- This Milestone 2 LP set has outstanding sound on all four sides
- We know of no better way to hear these legendary mono recordings – these are by far the best sounding pressings of both these albums we’ve yet to play
- The 1979 transfers of tape to disc by David Turner are superb in all respects – this is remastering done right
- 4 1/2 stars: “When Thelonious Monk first signed with Riverside Records in 1955, producer Orrin Keepnews thought that it would be a good idea for the unrecognized giant to record an album of Duke Ellington compositions and follow it up with a set of standards so as to discount his eccentric and forbidding image.
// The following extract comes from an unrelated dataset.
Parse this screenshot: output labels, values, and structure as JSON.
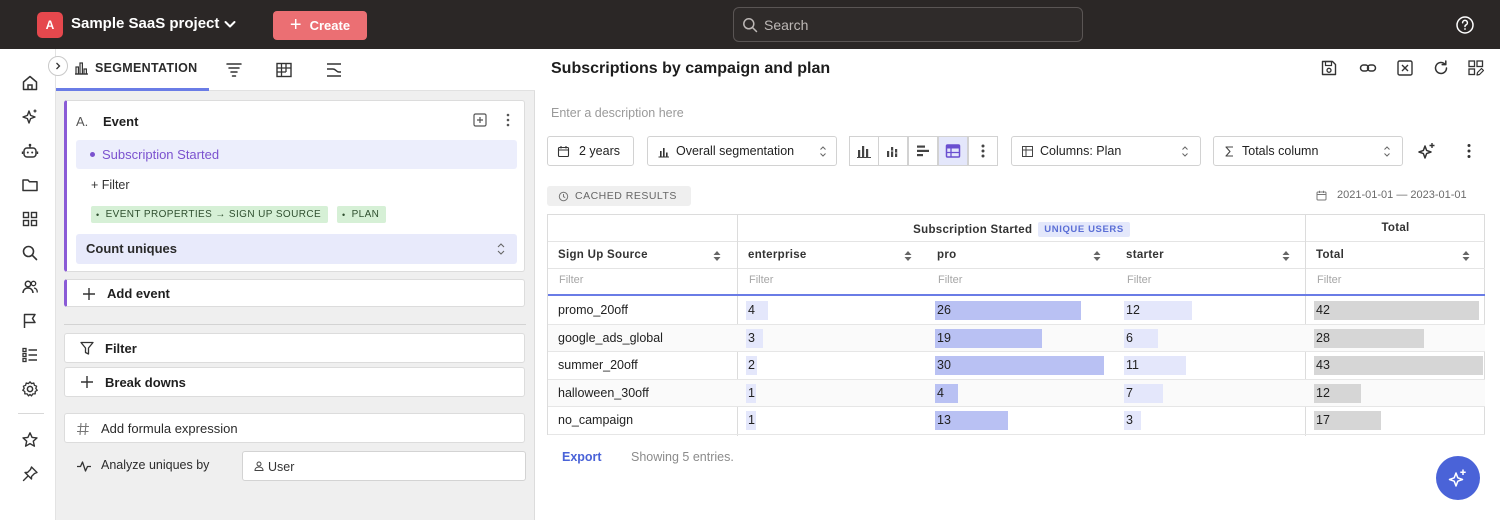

The results were quite satisfying, trio performances that made Monk’s playing seem more accessible to the regular jazz audience without watering down his style.”
This vintage Milestone pressing has the kind of Tubey Magical Midrange that modern records can barely BEGIN to reproduce. Folks, that sound is gone and it sure isn’t showing signs of coming back. If you love hearing INTO a recording, actually being able to “see” the performers, and feeling as if you are sitting in the studio with the band, this is the record for you. It’s what vintage all analog recordings are known for — this sound.
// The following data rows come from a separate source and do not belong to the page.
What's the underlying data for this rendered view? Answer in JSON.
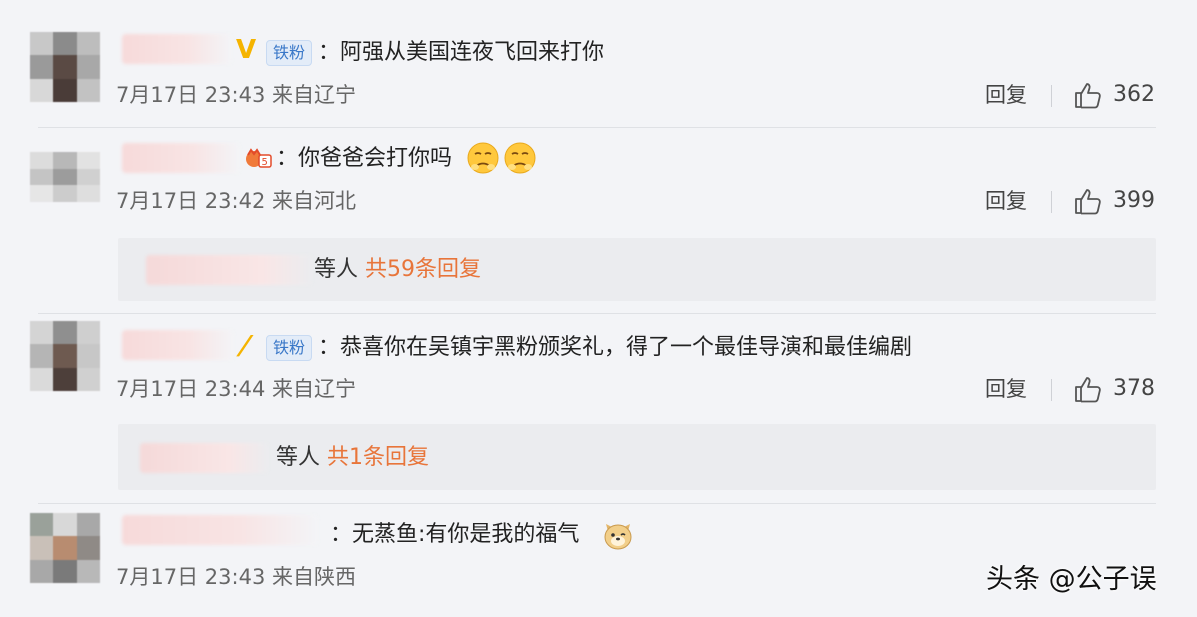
{
  "comments": [
    {
      "badge": "铁粉",
      "text": "：阿强从美国连夜飞回来打你",
      "date": "7月17日",
      "time": "23:43",
      "location": "来自辽宁",
      "reply_label": "回复",
      "likes": "362"
    },
    {
      "text": "：你爸爸会打你吗",
      "emoji": "sad-face-emoji",
      "date": "7月17日",
      "time": "23:42",
      "location": "来自河北",
      "reply_label": "回复",
      "likes": "399",
      "sub_replies": {
        "suffix": "等人",
        "count_text": "共59条回复"
      }
    },
    {
      "badge": "铁粉",
      "text": "：恭喜你在吴镇宇黑粉颁奖礼，得了一个最佳导演和最佳编剧",
      "date": "7月17日",
      "time": "23:44",
      "location": "来自辽宁",
      "reply_label": "回复",
      "likes": "378",
      "sub_replies": {
        "suffix": "等人",
        "count_text": "共1条回复"
      }
    },
    {
      "text": "：无蒸鱼:有你是我的福气",
      "emoji": "dog-face-emoji",
      "date": "7月17日",
      "time": "23:43",
      "location": "来自陕西"
    }
  ],
  "watermark": "头条 @公子误",
  "colors": {
    "background": "#f3f4f7",
    "subreply_count": "#e8753a",
    "badge_text": "#3a78c8",
    "vip_mark": "#f5b400"
  }
}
If you exclusively play modern repressings of vintage recordings, I can say without fear of contradiction that you have never heard this kind of sound on vinyl. Old records have it — not often, and certainly not always — but maybe one out of a hundred new records do, and those are some pretty long odds.
What the best sides of The Riverside Trios have to offer is not hard to hear:
- The biggest, most immediate staging in the largest acoustic space
- The most Tubey Magic, without which you have almost nothing. CDs give you clean and clear. Only the best vintage vinyl pressings offer the kind of Tubey Magic that was on the tapes in 1956
- Tight, note-like, rich, full-bodied bass, with the correct amount of weight down low
- Natural tonality in the midrange — with all the instruments having the correct timbre
- Transparency and resolution, critical to hearing into the three-dimensional studio space
No doubt there’s more but we hope that should do for now. Playing the record is the only way to hear all of the qualities we discuss above, and playing the best pressings against a pile of other copies under rigorously controlled conditions is the only way to find a pressing that sounds as good as this one does.
If you have full-range speakers some of the qualities you may recognize in the sound of the piano are WEIGHT and WARMTH. The piano is not hard, brittle or tinkly. Instead the best copies show you a wonderfully full-bodied, warm, rich, smooth piano, one which sounds remarkably like the ones we’ve all heard countless times in piano bars and restaurants.
In other words like a real piano, not a recorded one. This is what we look for in a good piano recording. Bad mastering can ruin the sound, and often does, along with worn out stampers and bad vinyl and five gram needles that scrape off the high frequencies. But a few — a very few — copies survive all such hazards. They manage to reproduce the full spectrum of the piano’s wide range (and of course the wonderful performance of the pianist) on vintage vinyl, showing us the kind of sound we simply cannot find any other way.
What We’re Listening For on The Riverside Trios
- Energy for starters. What could be more important than the life of the music?
- The Big Sound comes next — wall to wall, lots of depth, huge space, three-dimensionality, all that sort of thing.
- Then transient information — fast, clear, sharp attacks, not the smear and thickness so common to these LPs.
- Tight punchy bass — which ties in with good transient information, also the issue of frequency extension further down.
- Next: transparency — the quality that allows you to hear deep into the soundfield, showing you the space and air around all the instruments.
- Extend the top and bottom and voila, you have The Real Thing — an honest to goodness Hot Stamper.
It Don’t Mean A Thing (If It Ain’t Got That Swing)
I Got It Bad (And That Ain’t Good)
Black And Tan Fantasy
I Let A Song Go Out Of My Heart
Memories Of You
Darn That Dream
Tea For Two
You Are Too Beautiful
Just You, Just Me
AMG 4 1/2 Star Review
When Thelonious Monk first signed with Riverside Records in 1955, producer Orrin Keepnews thought that it would be a good idea for the unrecognized giant to record an album of Duke Ellington compositions and follow it up with a set of standards so as to discount his eccentric and forbidding image. The results were quite satisfying, trio performances with bassist Oscar Pettiford and either Kenny Clarke or Art Blakey on drums that made Monk’s playing seem more accessible to the regular jazz audience without watering down his style. This two-LP set contains both albums (the program of Ellington’s music is particularly unique) and is very enjoyable.